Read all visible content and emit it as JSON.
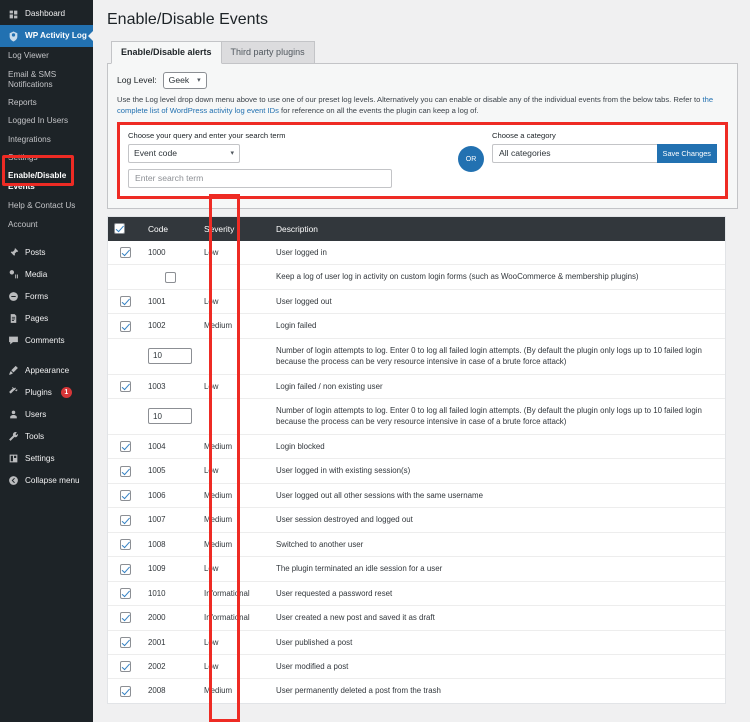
{
  "sidebar": {
    "top_items": [
      {
        "label": "Dashboard",
        "icon": "dashboard-icon",
        "active": false
      }
    ],
    "plugin_item": {
      "label": "WP Activity Log",
      "icon": "shield-icon",
      "active": true
    },
    "plugin_submenu": [
      {
        "label": "Log Viewer",
        "highlighted": false
      },
      {
        "label": "Email & SMS Notifications",
        "highlighted": false
      },
      {
        "label": "Reports",
        "highlighted": false
      },
      {
        "label": "Logged In Users",
        "highlighted": false
      },
      {
        "label": "Integrations",
        "highlighted": false
      },
      {
        "label": "Settings",
        "highlighted": false
      },
      {
        "label": "Enable/Disable Events",
        "highlighted": true
      },
      {
        "label": "Help & Contact Us",
        "highlighted": false
      },
      {
        "label": "Account",
        "highlighted": false
      }
    ],
    "menu_items": [
      {
        "label": "Posts",
        "icon": "pin-icon",
        "badge": ""
      },
      {
        "label": "Media",
        "icon": "media-icon",
        "badge": ""
      },
      {
        "label": "Forms",
        "icon": "forms-icon",
        "badge": ""
      },
      {
        "label": "Pages",
        "icon": "pages-icon",
        "badge": ""
      },
      {
        "label": "Comments",
        "icon": "comment-icon",
        "badge": ""
      }
    ],
    "menu_items_2": [
      {
        "label": "Appearance",
        "icon": "brush-icon",
        "badge": ""
      },
      {
        "label": "Plugins",
        "icon": "plug-icon",
        "badge": "1"
      },
      {
        "label": "Users",
        "icon": "user-icon",
        "badge": ""
      },
      {
        "label": "Tools",
        "icon": "wrench-icon",
        "badge": ""
      },
      {
        "label": "Settings",
        "icon": "settings-icon",
        "badge": ""
      }
    ],
    "collapse": {
      "label": "Collapse menu",
      "icon": "collapse-icon"
    }
  },
  "header": {
    "page_title": "Enable/Disable Events"
  },
  "tabs": [
    {
      "label": "Enable/Disable alerts",
      "active": true
    },
    {
      "label": "Third party plugins",
      "active": false
    }
  ],
  "log_level": {
    "label": "Log Level:",
    "value": "Geek",
    "caret": "chevron-down-icon"
  },
  "help": {
    "line1": "Use the Log level drop down menu above to use one of our preset log levels. Alternatively you can enable or disable any of the individual events from the below tabs. Refer to",
    "link": "the complete list of WordPress activity log event IDs",
    "line2": "for reference on all the events the plugin can keep a log of."
  },
  "query": {
    "left_label": "Choose your query and enter your search term",
    "select_value": "Event code",
    "search_placeholder": "Enter search term",
    "search_value": "",
    "or_label": "OR",
    "category_label": "Choose a category",
    "category_value": "All categories",
    "save_label": "Save Changes"
  },
  "table": {
    "columns": [
      "",
      "Code",
      "Severity",
      "Description"
    ],
    "header_checkbox_checked": true,
    "rows": [
      {
        "type": "event",
        "checked": true,
        "code": "1000",
        "severity": "Low",
        "description": "User logged in"
      },
      {
        "type": "sub-checkbox",
        "checked": false,
        "code": "",
        "severity": "",
        "description": "Keep a log of user log in activity on custom login forms (such as WooCommerce & membership plugins)"
      },
      {
        "type": "event",
        "checked": true,
        "code": "1001",
        "severity": "Low",
        "description": "User logged out"
      },
      {
        "type": "event",
        "checked": true,
        "code": "1002",
        "severity": "Medium",
        "description": "Login failed"
      },
      {
        "type": "sub-input",
        "input_value": "10",
        "description": "Number of login attempts to log. Enter 0 to log all failed login attempts. (By default the plugin only logs up to 10 failed login because the process can be very resource intensive in case of a brute force attack)"
      },
      {
        "type": "event",
        "checked": true,
        "code": "1003",
        "severity": "Low",
        "description": "Login failed / non existing user"
      },
      {
        "type": "sub-input",
        "input_value": "10",
        "description": "Number of login attempts to log. Enter 0 to log all failed login attempts. (By default the plugin only logs up to 10 failed login because the process can be very resource intensive in case of a brute force attack)"
      },
      {
        "type": "event",
        "checked": true,
        "code": "1004",
        "severity": "Medium",
        "description": "Login blocked"
      },
      {
        "type": "event",
        "checked": true,
        "code": "1005",
        "severity": "Low",
        "description": "User logged in with existing session(s)"
      },
      {
        "type": "event",
        "checked": true,
        "code": "1006",
        "severity": "Medium",
        "description": "User logged out all other sessions with the same username"
      },
      {
        "type": "event",
        "checked": true,
        "code": "1007",
        "severity": "Medium",
        "description": "User session destroyed and logged out"
      },
      {
        "type": "event",
        "checked": true,
        "code": "1008",
        "severity": "Medium",
        "description": "Switched to another user"
      },
      {
        "type": "event",
        "checked": true,
        "code": "1009",
        "severity": "Low",
        "description": "The plugin terminated an idle session for a user"
      },
      {
        "type": "event",
        "checked": true,
        "code": "1010",
        "severity": "Informational",
        "description": "User requested a password reset"
      },
      {
        "type": "event",
        "checked": true,
        "code": "2000",
        "severity": "Informational",
        "description": "User created a new post and saved it as draft"
      },
      {
        "type": "event",
        "checked": true,
        "code": "2001",
        "severity": "Low",
        "description": "User published a post"
      },
      {
        "type": "event",
        "checked": true,
        "code": "2002",
        "severity": "Low",
        "description": "User modified a post"
      },
      {
        "type": "event",
        "checked": true,
        "code": "2008",
        "severity": "Medium",
        "description": "User permanently deleted a post from the trash"
      }
    ]
  },
  "colors": {
    "highlight": "#ee2b24",
    "accent_blue": "#2271b1",
    "sidebar_bg": "#1d2327",
    "table_header_bg": "#32373c",
    "badge_red": "#d63638"
  }
}
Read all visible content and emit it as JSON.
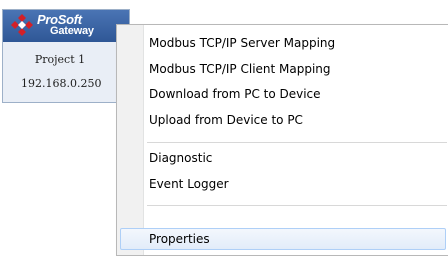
{
  "device_card": {
    "brand_line1": "ProSoft",
    "brand_line2": "Gateway",
    "project_name": "Project 1",
    "ip_address": "192.168.0.250"
  },
  "context_menu": {
    "items": [
      "Modbus TCP/IP Server Mapping",
      "Modbus TCP/IP Client Mapping",
      "Download from PC to Device",
      "Upload from Device to PC",
      "Diagnostic",
      "Event Logger",
      "Properties"
    ],
    "highlighted_item": "Properties"
  },
  "colors": {
    "brand_red": "#d32027",
    "header_blue": "#3a64a6",
    "highlight_border": "#aecff7"
  }
}
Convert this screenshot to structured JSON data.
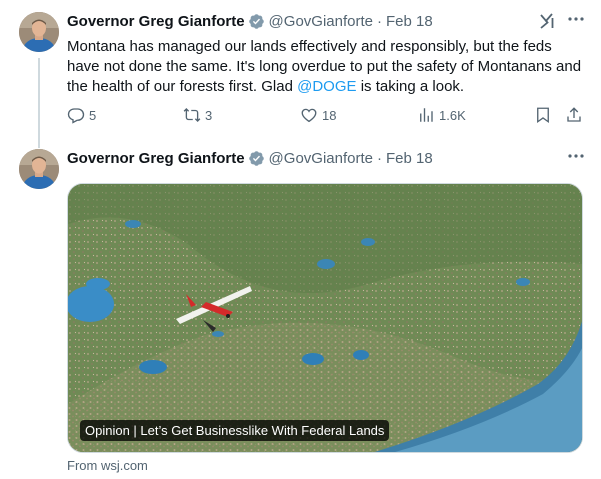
{
  "tweet1": {
    "name": "Governor Greg Gianforte",
    "handle": "@GovGianforte",
    "separator": "·",
    "date": "Feb 18",
    "text_before": "Montana has managed our lands effectively and responsibly, but the feds have not done the same. It's long overdue to put the safety of Montanans and the health of our forests first. Glad ",
    "mention": "@DOGE",
    "text_after": " is taking a look.",
    "replies": "5",
    "reposts": "3",
    "likes": "18",
    "views": "1.6K"
  },
  "tweet2": {
    "name": "Governor Greg Gianforte",
    "handle": "@GovGianforte",
    "separator": "·",
    "date": "Feb 18",
    "card_title": "Opinion | Let’s Get Businesslike With Federal Lands",
    "card_source": "From wsj.com"
  },
  "colors": {
    "accent": "#1d9bf0",
    "secondary_text": "#536471",
    "verified": "#829aab"
  }
}
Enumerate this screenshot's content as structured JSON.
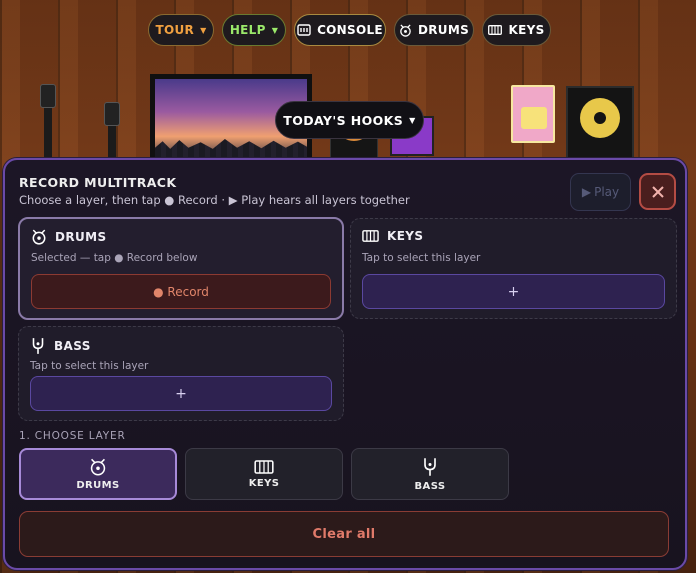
{
  "toolbar": {
    "tour_label": "TOUR",
    "help_label": "HELP",
    "console_label": "CONSOLE",
    "drums_label": "DRUMS",
    "keys_label": "KEYS",
    "hooks_label": "TODAY'S HOOKS"
  },
  "panel": {
    "title": "RECORD MULTITRACK",
    "subtitle": "Choose a layer, then tap ● Record · ▶ Play hears all layers together",
    "play_label": "Play",
    "layers": [
      {
        "name": "DRUMS",
        "note": "Selected — tap ● Record below",
        "action": "● Record",
        "icon": "drum-icon"
      },
      {
        "name": "KEYS",
        "note": "Tap to select this layer",
        "action": "+",
        "icon": "keyboard-icon"
      },
      {
        "name": "BASS",
        "note": "Tap to select this layer",
        "action": "+",
        "icon": "bass-icon"
      }
    ],
    "choose_label": "1. CHOOSE LAYER",
    "choose": [
      {
        "label": "DRUMS",
        "icon": "drum-icon"
      },
      {
        "label": "KEYS",
        "icon": "keyboard-icon"
      },
      {
        "label": "BASS",
        "icon": "bass-icon"
      }
    ],
    "clear_label": "Clear all"
  },
  "colors": {
    "accent_purple": "#a78ad8",
    "record_red": "#8c3a32",
    "tour_orange": "#f0a040",
    "help_green": "#9be86a"
  }
}
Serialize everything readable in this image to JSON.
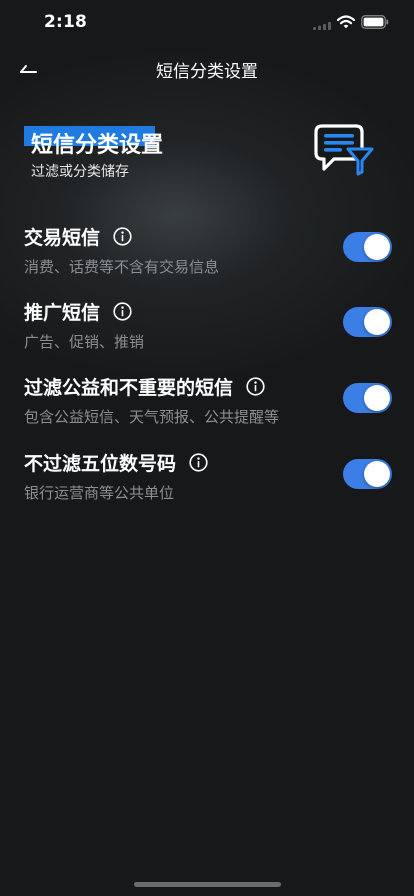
{
  "status_bar": {
    "time": "2:18"
  },
  "nav": {
    "title": "短信分类设置",
    "back_icon": "back-arrow-icon"
  },
  "header": {
    "title": "短信分类设置",
    "subtitle": "过滤或分类储存",
    "icon": "sms-filter-icon"
  },
  "settings": [
    {
      "title": "交易短信",
      "description": "消费、话费等不含有交易信息",
      "enabled": true
    },
    {
      "title": "推广短信",
      "description": "广告、促销、推销",
      "enabled": true
    },
    {
      "title": "过滤公益和不重要的短信",
      "description": "包含公益短信、天气预报、公共提醒等",
      "enabled": true
    },
    {
      "title": "不过滤五位数号码",
      "description": "银行运营商等公共单位",
      "enabled": true
    }
  ],
  "colors": {
    "accent": "#3a7ee6",
    "title_highlight": "#1f7be0",
    "background": "#17181a",
    "secondary_text": "#8b8e93"
  }
}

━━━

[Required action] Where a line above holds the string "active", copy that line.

[Response area]
        "active": false
      "active": true
      "active": true
      "active": false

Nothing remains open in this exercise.